This is a twin post with Creative Barbwire. I'm going to tell you about a classic Italian novel , FOSCA by Iginio Ugo Tarchetti (1869). Barbara is going to review the movie PASSIONE D'AMORE (1981), by Italian director ETTORE SCOLA , based on that novel. Go, visit her blog and read her post.


After a passionate but ill-fated love affair with the beautiful married woman Clara, the young army officer Giorgio is transferred from Milan to Parma, where he meets the sickly and unattractive Fosca, the cousin of his commander. Although initially repelled by her, he becomes fascinated by her and slowly succumbs to her morbid, manipulative charms.
A witty and satirical critique of romance, desire and bourgeois sexual conventions, Tarchetti sophisticated and controversial novel is a masterpiece of nineteenth-century Italian decadent literature.

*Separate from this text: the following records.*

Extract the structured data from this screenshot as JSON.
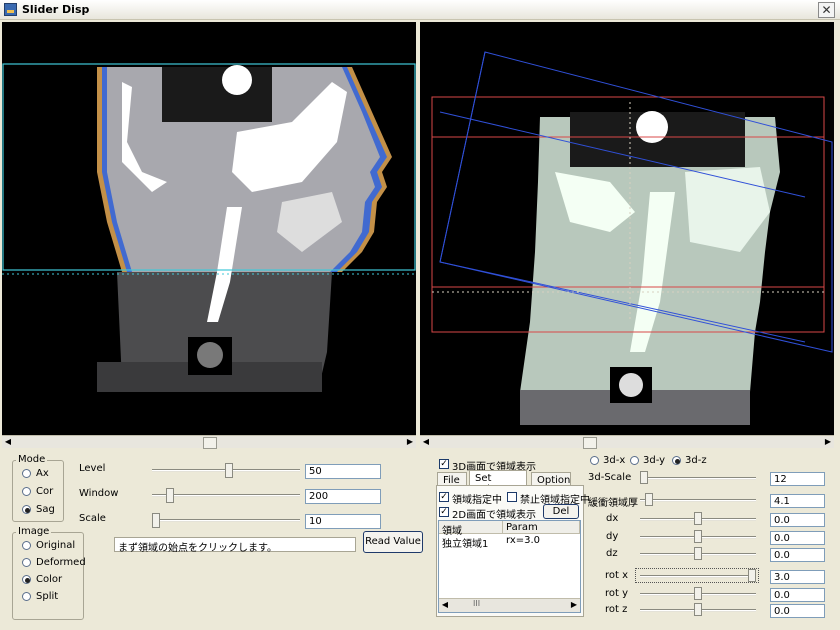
{
  "window": {
    "title": "Slider Disp"
  },
  "mode": {
    "label": "Mode",
    "options": [
      "Ax",
      "Cor",
      "Sag"
    ],
    "selected": "Sag"
  },
  "image": {
    "label": "Image",
    "options": [
      "Original",
      "Deformed",
      "Color",
      "Split"
    ],
    "selected": "Color"
  },
  "sliders_left": [
    {
      "label": "Level",
      "value": "50",
      "fraction": 0.52
    },
    {
      "label": "Window",
      "value": "200",
      "fraction": 0.1
    },
    {
      "label": "Scale",
      "value": "10",
      "fraction": 0.0
    }
  ],
  "status": {
    "message": "まず領域の始点をクリックします。"
  },
  "read_value_button": "Read Value",
  "checkbox_3d": "3D画面で領域表示",
  "tabs": [
    "File",
    "Set Volume",
    "Option"
  ],
  "active_tab": "Set Volume",
  "checkbox_region": "領域指定中",
  "checkbox_forbid": "禁止領域指定中",
  "checkbox_2d": "2D画面で領域表示",
  "del_button": "Del",
  "region_table": {
    "headers": [
      "領域",
      "Param"
    ],
    "rows": [
      {
        "name": "独立領域1",
        "param": "rx=3.0"
      }
    ],
    "scroll_glyph": "III"
  },
  "view3d": {
    "options": [
      "3d-x",
      "3d-y",
      "3d-z"
    ],
    "selected": "3d-z"
  },
  "sliders_right": [
    {
      "label": "3d-Scale",
      "value": "12",
      "fraction": 0.0
    },
    {
      "label": "緩衝領域厚",
      "value": "4.1",
      "fraction": 0.05
    },
    {
      "label": "dx",
      "value": "0.0",
      "fraction": 0.5
    },
    {
      "label": "dy",
      "value": "0.0",
      "fraction": 0.5
    },
    {
      "label": "dz",
      "value": "0.0",
      "fraction": 0.5
    },
    {
      "label": "rot x",
      "value": "3.0",
      "fraction": 1.0
    },
    {
      "label": "rot y",
      "value": "0.0",
      "fraction": 0.5
    },
    {
      "label": "rot z",
      "value": "0.0",
      "fraction": 0.5
    }
  ],
  "colors": {
    "cyan_box": "#40c8d8",
    "blue_box": "#3050d8",
    "red_box": "#d84848",
    "bone": "#ffffff",
    "tissue": "#9a9aa0"
  },
  "scroll_left_fraction": 0.5,
  "scroll_right_fraction": 0.4
}
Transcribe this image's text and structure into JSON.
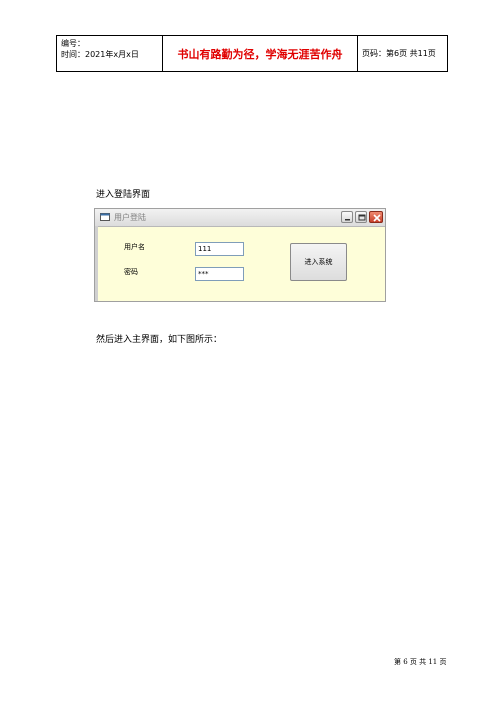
{
  "header": {
    "number_label": "编号：",
    "time_label": "时间：2021年x月x日",
    "motto": "书山有路勤为径，学海无涯苦作舟",
    "page_label": "页码：第6页 共11页"
  },
  "captions": {
    "enter_login": "进入登陆界面",
    "after_login": "然后进入主界面，如下图所示："
  },
  "dialog": {
    "title": "用户登陆",
    "username_label": "用户名",
    "password_label": "密码",
    "username_value": "111",
    "password_value": "***",
    "enter_button": "进入系统"
  },
  "footer": {
    "page": "第 6 页 共 11 页"
  }
}
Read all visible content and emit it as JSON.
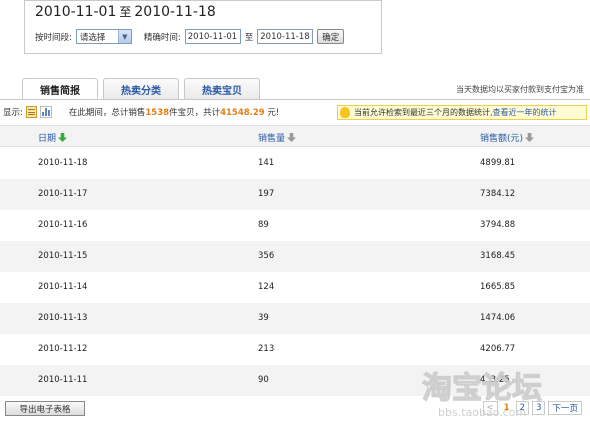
{
  "range": {
    "start": "2010-11-01",
    "sep": "至",
    "end": "2010-11-18",
    "period_label": "按时间段:",
    "period_select": "请选择",
    "exact_label": "精确时间:",
    "exact_start": "2010-11-01",
    "exact_sep": "至",
    "exact_end": "2010-11-18",
    "confirm": "确定"
  },
  "tabs": [
    {
      "label": "销售简报"
    },
    {
      "label": "热卖分类"
    },
    {
      "label": "热卖宝贝"
    }
  ],
  "note_right": "当天数据均以买家付款到支付宝为准",
  "display": {
    "label": "显示:",
    "summary_prefix": "在此期间，总计销售",
    "count": "1538",
    "summary_mid": "件宝贝，共计",
    "total": "41548.29",
    "summary_suffix": "元!"
  },
  "tip": {
    "text": "当前允许检索到最近三个月的数据统计,",
    "link": "查看近一年的统计"
  },
  "table": {
    "headers": [
      "日期",
      "销售量",
      "销售额(元)"
    ],
    "rows": [
      [
        "2010-11-18",
        "141",
        "4899.81"
      ],
      [
        "2010-11-17",
        "197",
        "7384.12"
      ],
      [
        "2010-11-16",
        "89",
        "3794.88"
      ],
      [
        "2010-11-15",
        "356",
        "3168.45"
      ],
      [
        "2010-11-14",
        "124",
        "1665.85"
      ],
      [
        "2010-11-13",
        "39",
        "1474.06"
      ],
      [
        "2010-11-12",
        "213",
        "4206.77"
      ],
      [
        "2010-11-11",
        "90",
        "4..3.25"
      ]
    ]
  },
  "export": "导出电子表格",
  "pager": {
    "prev": "<",
    "pages": [
      "1",
      "2",
      "3"
    ],
    "next": "下一页"
  },
  "watermark": {
    "text": "淘宝论坛",
    "url": "bbs.taobao.com"
  },
  "colors": {
    "link_blue": "#2a59a5",
    "accent_orange": "#e67e16",
    "row_alt": "#f3f3f3"
  }
}
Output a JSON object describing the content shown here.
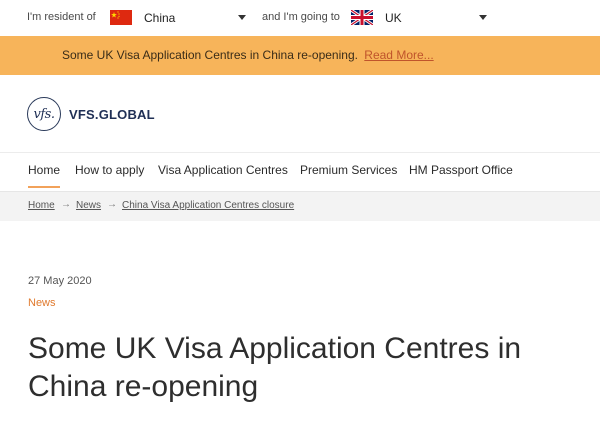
{
  "country_bar": {
    "resident_label": "I'm resident of",
    "resident_value": "China",
    "resident_flag": "china-flag-icon",
    "going_label": "and I'm going to",
    "going_value": "UK",
    "going_flag": "uk-flag-icon"
  },
  "alert": {
    "text": "Some UK Visa Application Centres in China re-opening.",
    "link": "Read More...",
    "bg_color": "#f7b45a"
  },
  "logo": {
    "mark": "vfs.",
    "text": "VFS.GLOBAL"
  },
  "nav": {
    "items": [
      "Home",
      "How to apply",
      "Visa Application Centres",
      "Premium Services",
      "HM Passport Office"
    ],
    "active_index": 0,
    "accent_color": "#f2a25a"
  },
  "breadcrumb": {
    "items": [
      "Home",
      "News",
      "China Visa Application Centres closure"
    ],
    "separator": "→"
  },
  "article": {
    "date": "27 May 2020",
    "category": "News",
    "title": "Some UK Visa Application Centres in China re-opening",
    "category_color": "#e07a2e"
  }
}
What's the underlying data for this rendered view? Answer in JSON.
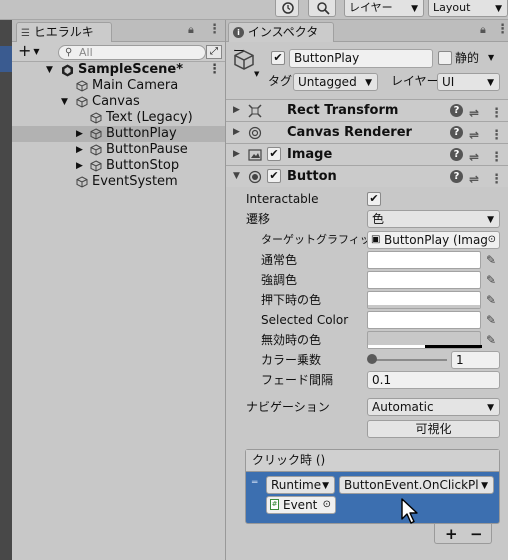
{
  "toolbar": {
    "layers_label": "レイヤー",
    "layout_label": "Layout"
  },
  "hierarchy": {
    "tab_label": "ヒエラルキー",
    "add_label": "+",
    "search_placeholder": "All",
    "scene": "SampleScene*",
    "items": [
      {
        "label": "Main Camera"
      },
      {
        "label": "Canvas"
      },
      {
        "label": "Text (Legacy)"
      },
      {
        "label": "ButtonPlay"
      },
      {
        "label": "ButtonPause"
      },
      {
        "label": "ButtonStop"
      },
      {
        "label": "EventSystem"
      }
    ]
  },
  "inspector": {
    "tab_label": "インスペクター",
    "object_name": "ButtonPlay",
    "static_label": "静的",
    "tag_label": "タグ",
    "tag_value": "Untagged",
    "layer_label": "レイヤー",
    "layer_value": "UI",
    "components": [
      {
        "name": "Rect Transform"
      },
      {
        "name": "Canvas Renderer"
      },
      {
        "name": "Image"
      },
      {
        "name": "Button"
      }
    ],
    "button": {
      "interactable_label": "Interactable",
      "transition_label": "遷移",
      "transition_value": "色",
      "target_graphic_label": "ターゲットグラフィックス",
      "target_graphic_value": "ButtonPlay (Imag",
      "normal_color_label": "通常色",
      "highlighted_color_label": "強調色",
      "pressed_color_label": "押下時の色",
      "selected_color_label": "Selected Color",
      "disabled_color_label": "無効時の色",
      "color_multiplier_label": "カラー乗数",
      "color_multiplier_value": "1",
      "color_multiplier_fraction": 0.0,
      "fade_duration_label": "フェード間隔",
      "fade_duration_value": "0.1",
      "navigation_label": "ナビゲーション",
      "navigation_value": "Automatic",
      "visualize_label": "可視化",
      "onclick_header": "クリック時 ()",
      "runtime_value": "Runtime",
      "function_value": "ButtonEvent.OnClickPla",
      "object_value": "Event",
      "add_label": "+",
      "remove_label": "−"
    }
  },
  "colors": {
    "selection_blue": "#3c6fb0",
    "panel_bg": "#c8c8c8"
  }
}
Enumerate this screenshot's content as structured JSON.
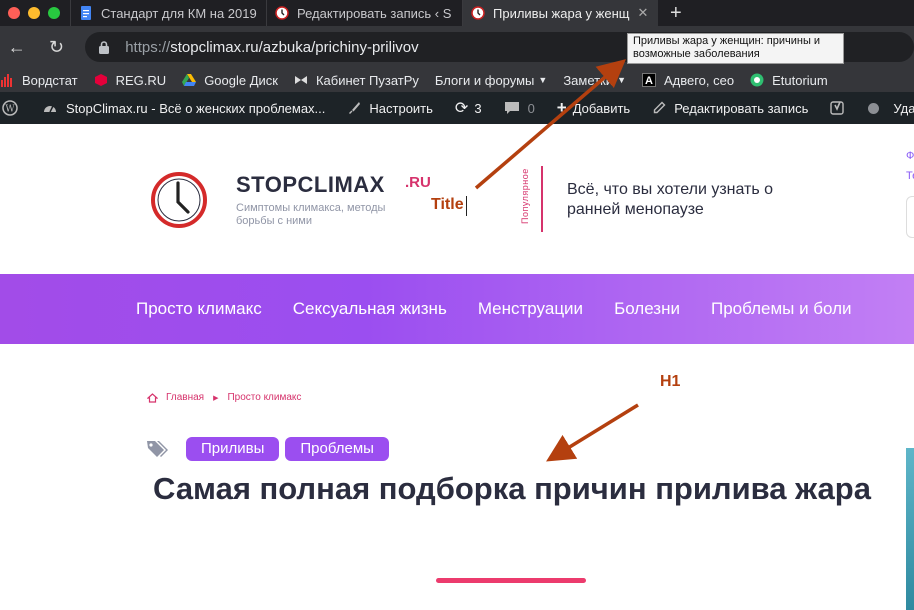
{
  "tabs": [
    {
      "title": "Стандарт для КМ на 2019",
      "icon": "google-docs-icon"
    },
    {
      "title": "Редактировать запись ‹ S",
      "icon": "clock-icon"
    },
    {
      "title": "Приливы жара у женщ",
      "icon": "clock-icon",
      "active": true
    }
  ],
  "address": {
    "proto": "https://",
    "rest": "stopclimax.ru/azbuka/prichiny-prilivov"
  },
  "tooltip": "Приливы жара у женщин: причины и возможные заболевания",
  "bookmarks": [
    {
      "label": "Вордстат",
      "icon": "chart-icon"
    },
    {
      "label": "REG.RU",
      "icon": "cube-icon"
    },
    {
      "label": "Google Диск",
      "icon": "drive-icon"
    },
    {
      "label": "Кабинет ПузатРу",
      "icon": "bow-icon"
    },
    {
      "label": "Блоги и форумы",
      "icon": "folder-icon",
      "dropdown": true
    },
    {
      "label": "Заметки",
      "icon": "folder-icon",
      "dropdown": true
    },
    {
      "label": "Адвего, сео",
      "icon": "a-icon"
    },
    {
      "label": "Etutorium",
      "icon": "etutorium-icon"
    }
  ],
  "wpbar": {
    "site": "StopClimax.ru - Всё о женских проблемах...",
    "customize": "Настроить",
    "updates": "3",
    "comments": "0",
    "add": "Добавить",
    "edit": "Редактировать запись",
    "howdy": "Уда"
  },
  "site": {
    "brand": "STOPCLIMAX",
    "brand_suffix": ".RU",
    "tagline": "Симптомы климакса, методы борьбы с ними",
    "popular_label": "Популярное",
    "promo": "Всё, что вы хотели узнать о ранней менопаузе",
    "right_links": [
      "Ф",
      "Те"
    ]
  },
  "menu": [
    "Просто климакс",
    "Сексуальная жизнь",
    "Менструации",
    "Болезни",
    "Проблемы и боли"
  ],
  "breadcrumb": [
    "Главная",
    "Просто климакс"
  ],
  "tags": [
    "Приливы",
    "Проблемы"
  ],
  "h1": "Самая полная подборка причин прилива жара",
  "annotations": {
    "title": "Title",
    "h1": "H1"
  },
  "colors": {
    "accent": "#9b4ef0",
    "pink": "#d6336c",
    "annotation": "#b4400f",
    "text": "#2b2d3f"
  }
}
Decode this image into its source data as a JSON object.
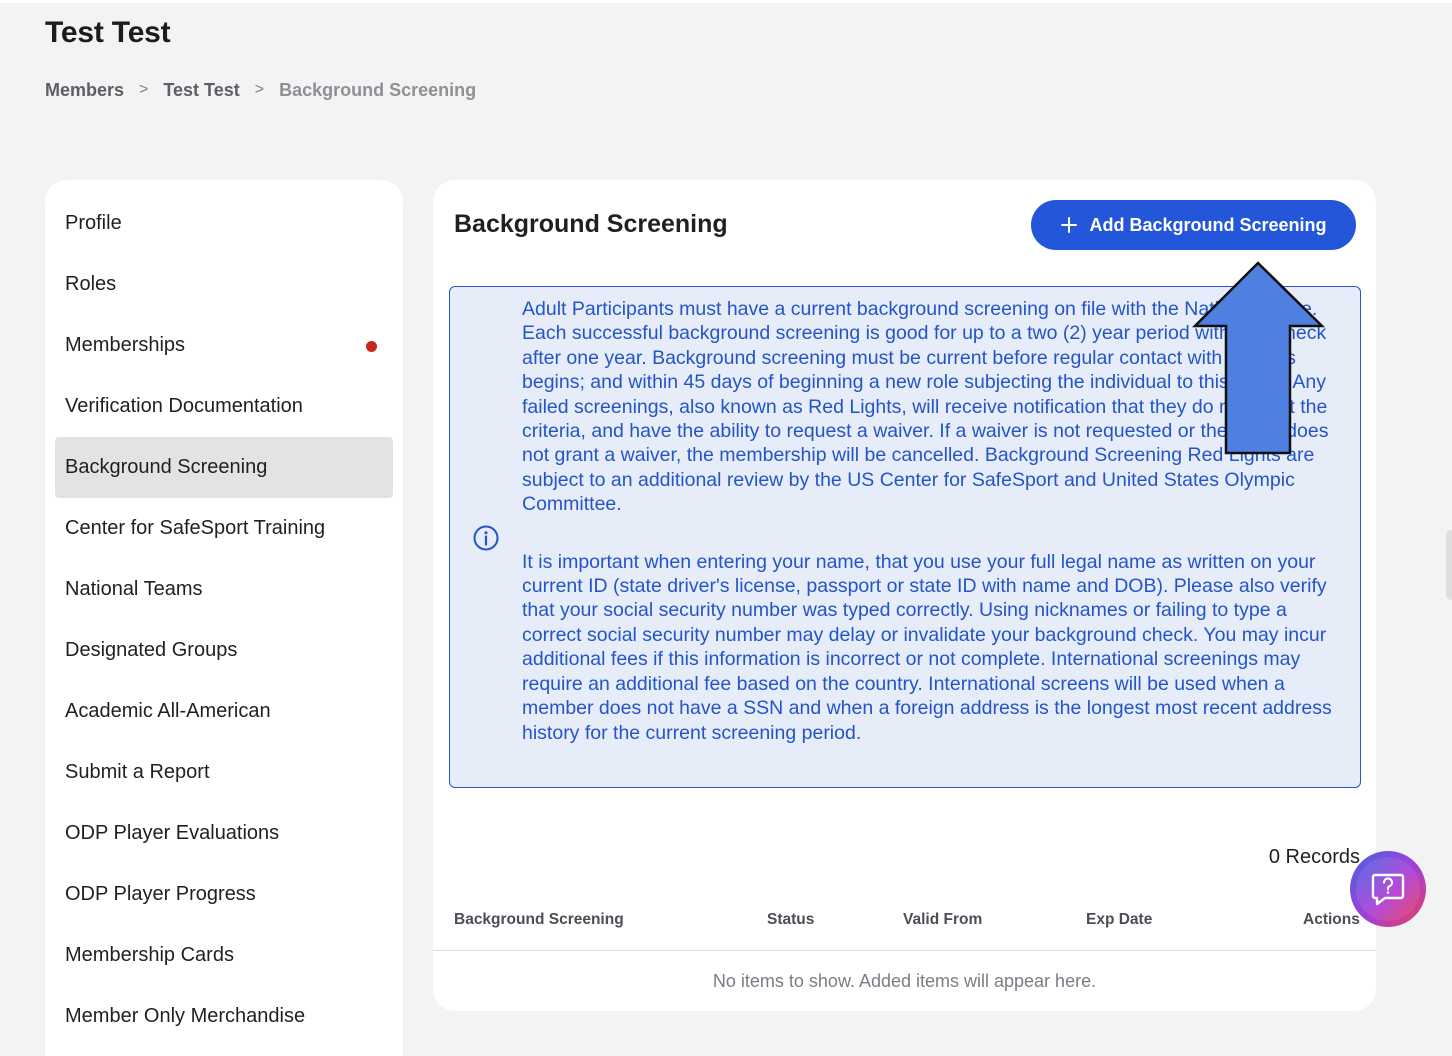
{
  "header": {
    "title": "Test Test",
    "breadcrumb": [
      "Members",
      "Test Test",
      "Background Screening"
    ],
    "separator": ">"
  },
  "sidebar": {
    "items": [
      {
        "label": "Profile"
      },
      {
        "label": "Roles"
      },
      {
        "label": "Memberships",
        "badge": "red-dot"
      },
      {
        "label": "Verification Documentation"
      },
      {
        "label": "Background Screening",
        "active": true
      },
      {
        "label": "Center for SafeSport Training"
      },
      {
        "label": "National Teams"
      },
      {
        "label": "Designated Groups"
      },
      {
        "label": "Academic All-American"
      },
      {
        "label": "Submit a Report"
      },
      {
        "label": "ODP Player Evaluations"
      },
      {
        "label": "ODP Player Progress"
      },
      {
        "label": "Membership Cards"
      },
      {
        "label": "Member Only Merchandise"
      }
    ]
  },
  "main": {
    "title": "Background Screening",
    "add_button_label": "Add Background Screening",
    "info": {
      "icon": "info-icon",
      "paragraph1": "Adult Participants must have a current background screening on file with the National Office. Each successful background screening is good for up to a two (2) year period with a re-check after one year. Background screening must be current before regular contact with athletes begins; and within 45 days of beginning a new role subjecting the individual to this policy. Any failed screenings, also known as Red Lights, will receive notification that they do not meet the criteria, and have the ability to request a waiver. If a waiver is not requested or the panel does not grant a waiver, the membership will be cancelled. Background Screening Red Lights are subject to an additional review by the US Center for SafeSport and United States Olympic Committee.",
      "paragraph2": "It is important when entering your name, that you use your full legal name as written on your current ID (state driver's license, passport or state ID with name and DOB). Please also verify that your social security number was typed correctly. Using nicknames or failing to type a correct social security number may delay or invalidate your background check. You may incur additional fees if this information is incorrect or not complete. International screenings may require an additional fee based on the country. International screens will be used when a member does not have a SSN and when a foreign address is the longest most recent address history for the current screening period."
    },
    "records_label": "0 Records",
    "table": {
      "columns": [
        "Background Screening",
        "Status",
        "Valid From",
        "Exp Date",
        "Actions"
      ],
      "rows": [],
      "empty_message": "No items to show. Added items will appear here."
    }
  },
  "colors": {
    "primary": "#2456d9",
    "info_text": "#2455c8",
    "info_bg": "#e6ecf8",
    "badge_red": "#c8251f",
    "overlay_arrow": "#4f7fe0"
  },
  "icons": {
    "add": "plus-icon",
    "help": "help-chat-icon",
    "overlay": "up-arrow-icon"
  }
}
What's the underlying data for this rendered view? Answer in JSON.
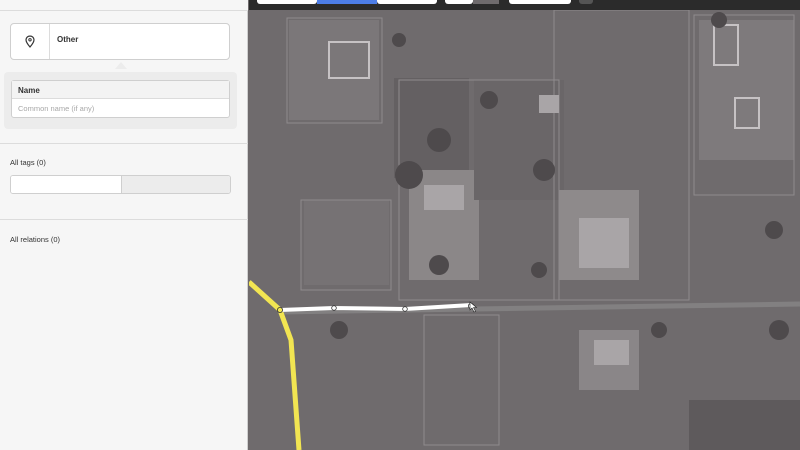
{
  "preset": {
    "name": "Other",
    "icon": "map-marker-icon"
  },
  "fields": [
    {
      "label": "Name",
      "placeholder": "Common name (if any)",
      "value": ""
    }
  ],
  "tags": {
    "title": "All tags (0)"
  },
  "relations": {
    "title": "All relations (0)"
  },
  "colors": {
    "road": "#f2e552",
    "way": "#ffffff",
    "accent": "#4d7ee8"
  }
}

FOSCA is considered the best achievement in Tarchetti’s work. He was one of the main representatives of “la Scapigliatura milanese” . He worked on this novel until his death for thyphus on 25th March 1869. He couldn’t finish it. The missing part, the nocturnal love scene between Giorgio and Fosca , was written by Tarchetti 's friend, Salvatore Farina, to make publication possible. Fosca was printed in instalments on the literary magazine “Pungolo” that year.
The story is written in the form of a diary in which Giorgio, a young officer, tells about his love affairs with two different women. Those relationships, especially one of the two, deeply marked his life and his conscience.

Five years before he had retired from the Army for a heart desease and then gone to Milan where he had met Clara, a very beautiful young woman, married, with whom he had had an intense love affair.
After only two months of intoxicating happiness, Giorgio, healed both in his body and in his soul, had had to go back to active service and he had been sent to a monotonous small town located in a desolated natural environment.

There he had met Fosca, the cousin of his Colonel, a horribly thin woman worned by a mysterious psycho-physical desease. Since his first meeting with Fosca, Giorgio realizes Clara’s image in his mind and heart becomes more and more distant, forcibly substituted by Fosca’s. His passion for the ugly but sensual sick woman had become a desease sucking his vital energy  .

The two women, Clara (from the Latin word corresponding to the adjective light, luminous) and Fosca (arcaic for dark) contrast not only in their exteriority (beautiful/ugly, blonde/dark –haired,  healthy and active/ ill and passive) but also in their embodiment of love. Clara stands for Romantic love: adultery lived as freedom from the social constraints of perbenism; Fosca embodies love according to the Scapigliati, seen in its morbid, pathological implications connected to desease and death.

Fosca appears extraordinarily horrible but intensely attractive at the same time . Can a story like this still be fascinating in our world of physical perfection and fitness mania? Might a Fosca still attract a handsome healthy young Giorgio? However, what makes this novel appealing to a modern reader is the restlessness which pervades the story. The doubt, the dichotomies, the contrasting realities of life and the self.

This classic from Italian literature has been translated into English as Fosca or as Passion. You can read an excerpt in English HERE or HERE.

This book has been adapted for the screen in 1981 as Passione d'Amore by Italian director Ettore Scola . The movie was presented at  34th Cannes Film Festival. Now you can move to Creative Barbwire Blog and read her review of this beautiful costume film.


Lua said...

You ladies are amazing- I really enjoyed both of your posts :)
I never knew about Fosca, “His passion for the ugly but sensual sick woman had become a desease sucking his vital energy.”
Wow! It does sound horrible but intensely attractive! I’m definitely going to read the book. Thanks Maria.

Maria Grazia said...

Thank you, Lua. Giorgio's passion for Fosca is a devastating psychological addition. This story is so intriguing, so different from other Italian classics of the same period. Fosca and Clara are symbols of two very different kinds of passions. Fascinating , indeed.
Thanks for reading and commenting. You're always very welcome! HUGS.